Reply to  Njones
1 year ago

Did you see her Instagram story ?
She scratched but someone still swam in her heat?

Dom Tean
1 year ago

Ledecky would have been qualified for the men’s 1500 free final lol

Reply to  Dom Tean
1 year ago

Reminds me of when McKeon outsplit Dressel in a relay at ISL lol

Mike McCormack
1 year ago

No disrespect to the great swimmers and races of the 2nd, but the prospect of tomorrow’s women’s 400 free is ludicrously exciting! Rarely in our sport do (does) the subplot(s) of a coming race loom as fascinating as the contest itself: 1) Titmus vs 3:56.4; 2) McIntosh vs 3:58.3. How heavy is that! The race itself will be the fun for them, each in her quest for the recordbook. The thoroughbreds will pull each other down the lanes. And two more wonderful, humble champions we could not find in such a big race. I’m rooting wildly for both! (Yes, from America) As of Summer: possibly a 5th WJR? Who would have believed it were it not happening before our eyes?… Read more »

Reply to  Mike McCormack
1 year ago

When Summer swam 3:59 at the WC, that was her first event. As this is her last event here, I’m not sure she’ll have the energy to beat that time. You could see how scheduling affected her performance in the 400 IM (last event in the WC vs first event here)

Reply to  Mike McCormack
1 year ago

Yes.. by picking the schedule McIntosh did perhaps her and her team are thinking she is prepared to have a good race / time. Otherwise it seems as if she was just after a gold medal then likely the 200 btrfly was an easier path to choose. That being said her 200 fr split in the relay was slower than the WC split. It will be interesting. (to fend off the seemingly small group but vocal gloomy Guses that come out on this site…I will clearly say I have never been a swimming coach or more than a casual swimmer.. just a bit of fun speculating as to the strategy of selecting the races… notice the word ‘fun’ !!!!. …… Read more »

Reply to  jpm49
1 year ago

Knew i wouldn’t need to scroll down far in this ‘Titmus v McIntosh’ post to see the word ‘Ledecky’…

Reply to  Mike McCormack
1 year ago

It will mainly be Ariarne Titmus vs Summer McIntosh (while waiting for Ariarne Titmus vs Katie Ledecky vs Summer McIntosh) ; after the race, we will focus on the times for which you may have set the good objectives.

1 year ago

Mixed medley final….. is the last 200 Emma to Kyle or Cody to Emma ?!?

1 year ago

Skippy the bush kangaroo could probably have swum one of these medley legs for Australia.

1 year ago
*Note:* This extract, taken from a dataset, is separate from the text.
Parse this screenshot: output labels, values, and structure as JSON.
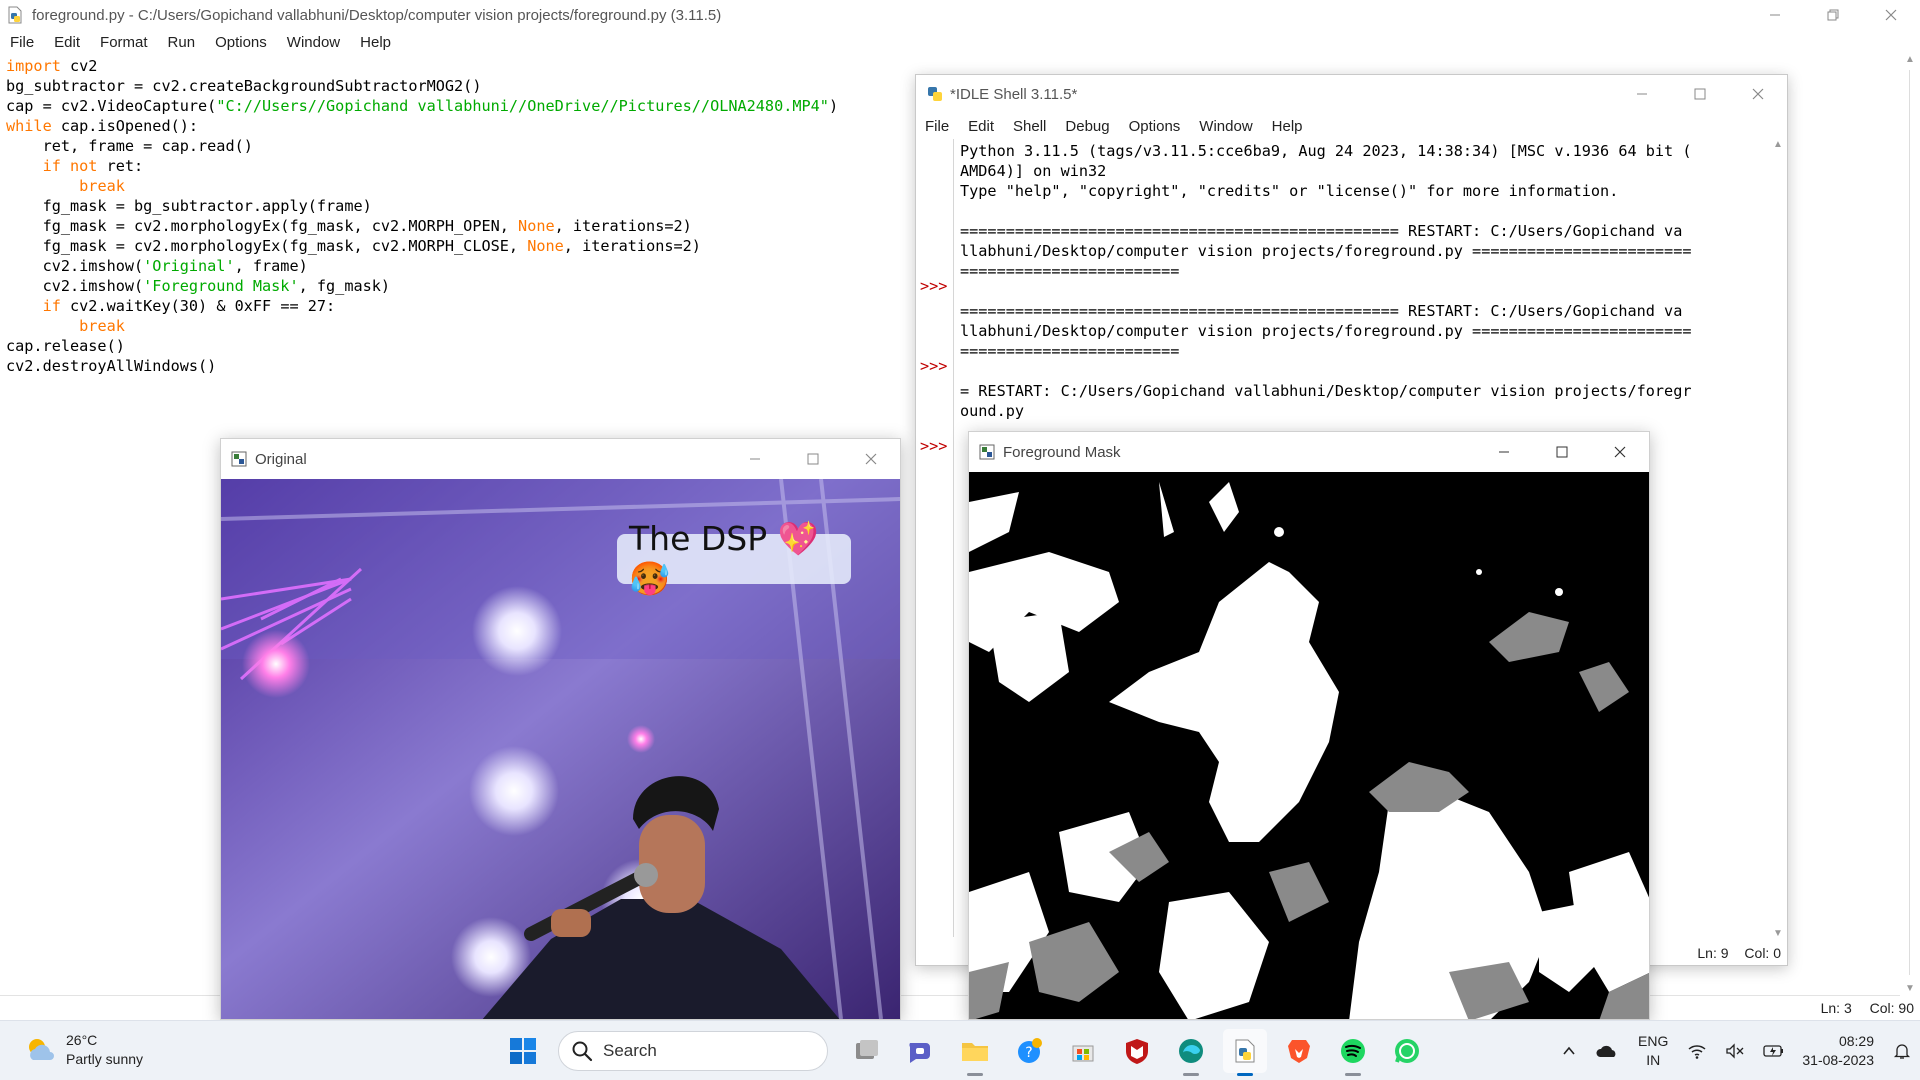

I just know Princess Charlotte was bored out of her mind watching those 1500 heats

1 year ago

This meet has more hype than any non Olympics competition. Ultimately everything that happened this week has to be good for the sport